# [DATASET EXCERPTS]
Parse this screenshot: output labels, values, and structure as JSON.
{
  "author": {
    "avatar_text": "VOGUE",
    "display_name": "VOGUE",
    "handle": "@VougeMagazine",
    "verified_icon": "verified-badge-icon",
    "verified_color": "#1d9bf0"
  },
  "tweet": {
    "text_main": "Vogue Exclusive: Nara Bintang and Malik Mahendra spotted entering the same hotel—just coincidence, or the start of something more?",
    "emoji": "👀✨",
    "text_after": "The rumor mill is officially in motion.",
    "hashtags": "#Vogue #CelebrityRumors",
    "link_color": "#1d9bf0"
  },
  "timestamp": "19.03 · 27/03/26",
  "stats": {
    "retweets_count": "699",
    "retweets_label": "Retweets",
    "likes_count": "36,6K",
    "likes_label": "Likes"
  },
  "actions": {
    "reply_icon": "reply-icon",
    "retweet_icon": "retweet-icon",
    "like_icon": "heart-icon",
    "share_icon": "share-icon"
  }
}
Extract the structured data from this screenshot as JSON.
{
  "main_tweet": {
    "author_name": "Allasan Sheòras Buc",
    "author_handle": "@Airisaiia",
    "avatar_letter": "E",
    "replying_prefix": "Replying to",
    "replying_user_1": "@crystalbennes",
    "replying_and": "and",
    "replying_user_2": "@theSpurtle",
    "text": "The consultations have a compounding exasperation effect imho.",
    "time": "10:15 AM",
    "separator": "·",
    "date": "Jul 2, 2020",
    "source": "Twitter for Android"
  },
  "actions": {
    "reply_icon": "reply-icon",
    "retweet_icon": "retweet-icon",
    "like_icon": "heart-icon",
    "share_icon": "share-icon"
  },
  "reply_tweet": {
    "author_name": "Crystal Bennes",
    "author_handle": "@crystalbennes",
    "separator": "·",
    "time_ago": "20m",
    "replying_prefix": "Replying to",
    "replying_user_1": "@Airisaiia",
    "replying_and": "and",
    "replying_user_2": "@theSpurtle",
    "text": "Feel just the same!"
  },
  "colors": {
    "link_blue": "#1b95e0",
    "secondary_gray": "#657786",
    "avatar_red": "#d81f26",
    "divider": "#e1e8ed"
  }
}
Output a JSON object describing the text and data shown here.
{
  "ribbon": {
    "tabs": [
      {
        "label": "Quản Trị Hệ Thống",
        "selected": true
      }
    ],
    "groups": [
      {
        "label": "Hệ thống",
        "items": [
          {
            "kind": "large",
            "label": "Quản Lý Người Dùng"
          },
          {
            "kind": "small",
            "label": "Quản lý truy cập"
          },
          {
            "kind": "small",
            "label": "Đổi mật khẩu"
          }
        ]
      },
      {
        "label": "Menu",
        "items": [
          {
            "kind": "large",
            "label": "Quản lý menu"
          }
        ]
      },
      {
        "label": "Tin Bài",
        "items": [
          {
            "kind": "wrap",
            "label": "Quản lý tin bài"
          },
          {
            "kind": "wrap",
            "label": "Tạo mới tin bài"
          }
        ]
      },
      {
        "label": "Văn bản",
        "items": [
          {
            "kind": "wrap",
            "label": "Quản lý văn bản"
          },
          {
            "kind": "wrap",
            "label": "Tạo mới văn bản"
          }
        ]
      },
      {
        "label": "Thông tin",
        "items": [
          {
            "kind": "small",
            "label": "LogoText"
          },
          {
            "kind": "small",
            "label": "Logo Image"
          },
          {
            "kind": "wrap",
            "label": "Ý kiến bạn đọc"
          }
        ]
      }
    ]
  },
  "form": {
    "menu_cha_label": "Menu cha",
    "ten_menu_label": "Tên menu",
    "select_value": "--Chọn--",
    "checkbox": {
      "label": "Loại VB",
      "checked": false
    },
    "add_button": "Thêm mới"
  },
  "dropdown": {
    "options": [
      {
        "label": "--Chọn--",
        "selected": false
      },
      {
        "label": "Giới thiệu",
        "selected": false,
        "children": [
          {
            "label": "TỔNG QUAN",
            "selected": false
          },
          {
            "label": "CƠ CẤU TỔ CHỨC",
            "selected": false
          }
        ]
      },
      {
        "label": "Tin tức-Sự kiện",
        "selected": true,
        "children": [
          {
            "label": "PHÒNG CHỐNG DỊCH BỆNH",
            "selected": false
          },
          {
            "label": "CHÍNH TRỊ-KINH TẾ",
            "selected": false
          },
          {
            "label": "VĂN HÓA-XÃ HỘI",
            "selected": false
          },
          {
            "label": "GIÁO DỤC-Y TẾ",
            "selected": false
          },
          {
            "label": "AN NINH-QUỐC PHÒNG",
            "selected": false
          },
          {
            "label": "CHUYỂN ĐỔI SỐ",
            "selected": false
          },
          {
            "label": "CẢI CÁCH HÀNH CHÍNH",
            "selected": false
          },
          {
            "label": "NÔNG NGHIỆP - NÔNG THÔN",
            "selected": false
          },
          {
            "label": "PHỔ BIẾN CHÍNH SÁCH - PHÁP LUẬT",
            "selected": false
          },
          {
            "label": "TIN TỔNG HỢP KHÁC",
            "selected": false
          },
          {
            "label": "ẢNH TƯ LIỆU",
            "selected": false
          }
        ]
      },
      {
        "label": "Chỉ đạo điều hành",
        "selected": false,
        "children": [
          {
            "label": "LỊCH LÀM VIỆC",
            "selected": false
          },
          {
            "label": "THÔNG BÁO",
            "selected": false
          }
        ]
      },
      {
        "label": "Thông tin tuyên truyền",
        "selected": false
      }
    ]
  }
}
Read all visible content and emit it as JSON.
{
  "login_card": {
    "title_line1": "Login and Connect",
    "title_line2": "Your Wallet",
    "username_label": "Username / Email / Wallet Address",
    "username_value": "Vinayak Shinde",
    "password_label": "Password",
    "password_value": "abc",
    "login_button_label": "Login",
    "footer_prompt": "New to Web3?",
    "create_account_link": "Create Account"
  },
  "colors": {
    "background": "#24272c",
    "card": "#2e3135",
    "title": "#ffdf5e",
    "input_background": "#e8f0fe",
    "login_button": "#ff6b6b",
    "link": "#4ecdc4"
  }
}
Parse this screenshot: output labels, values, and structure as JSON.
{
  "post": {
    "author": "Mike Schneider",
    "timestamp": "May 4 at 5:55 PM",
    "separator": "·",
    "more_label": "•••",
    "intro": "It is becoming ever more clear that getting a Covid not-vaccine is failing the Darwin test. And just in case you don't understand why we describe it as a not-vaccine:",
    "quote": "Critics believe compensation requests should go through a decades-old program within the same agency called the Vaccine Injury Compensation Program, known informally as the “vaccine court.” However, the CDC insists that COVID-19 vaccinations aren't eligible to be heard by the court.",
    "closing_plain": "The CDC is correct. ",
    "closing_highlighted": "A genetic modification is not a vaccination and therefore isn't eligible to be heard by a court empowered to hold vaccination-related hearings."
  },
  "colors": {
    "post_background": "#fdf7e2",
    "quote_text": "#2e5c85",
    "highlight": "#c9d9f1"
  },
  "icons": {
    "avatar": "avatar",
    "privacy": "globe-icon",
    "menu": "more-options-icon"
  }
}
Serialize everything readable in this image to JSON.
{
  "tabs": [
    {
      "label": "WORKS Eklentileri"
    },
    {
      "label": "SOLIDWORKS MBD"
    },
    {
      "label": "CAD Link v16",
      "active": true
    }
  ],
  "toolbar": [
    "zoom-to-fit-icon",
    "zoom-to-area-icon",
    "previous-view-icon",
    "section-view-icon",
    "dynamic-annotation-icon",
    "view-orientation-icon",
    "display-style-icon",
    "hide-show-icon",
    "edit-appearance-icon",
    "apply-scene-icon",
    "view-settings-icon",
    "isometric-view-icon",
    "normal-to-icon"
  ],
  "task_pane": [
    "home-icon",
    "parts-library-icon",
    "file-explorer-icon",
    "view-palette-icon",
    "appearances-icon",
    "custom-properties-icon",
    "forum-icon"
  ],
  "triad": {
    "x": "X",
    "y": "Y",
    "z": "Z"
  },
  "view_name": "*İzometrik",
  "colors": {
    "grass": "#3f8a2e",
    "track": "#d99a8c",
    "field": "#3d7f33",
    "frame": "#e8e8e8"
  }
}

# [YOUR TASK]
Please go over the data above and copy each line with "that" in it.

# [RESULT OF THE TASK]
    "intro": "It is becoming ever more clear that getting a Covid not-vaccine is failing the Darwin test. And just in case you don't understand why we describe it as a not-vaccine:",
    "quote": "Critics believe compensation requests should go through a decades-old program within the same agency called the Vaccine Injury Compensation Program, known informally as the “vaccine court.” However, the CDC insists that COVID-19 vaccinations aren't eligible to be heard by the court.",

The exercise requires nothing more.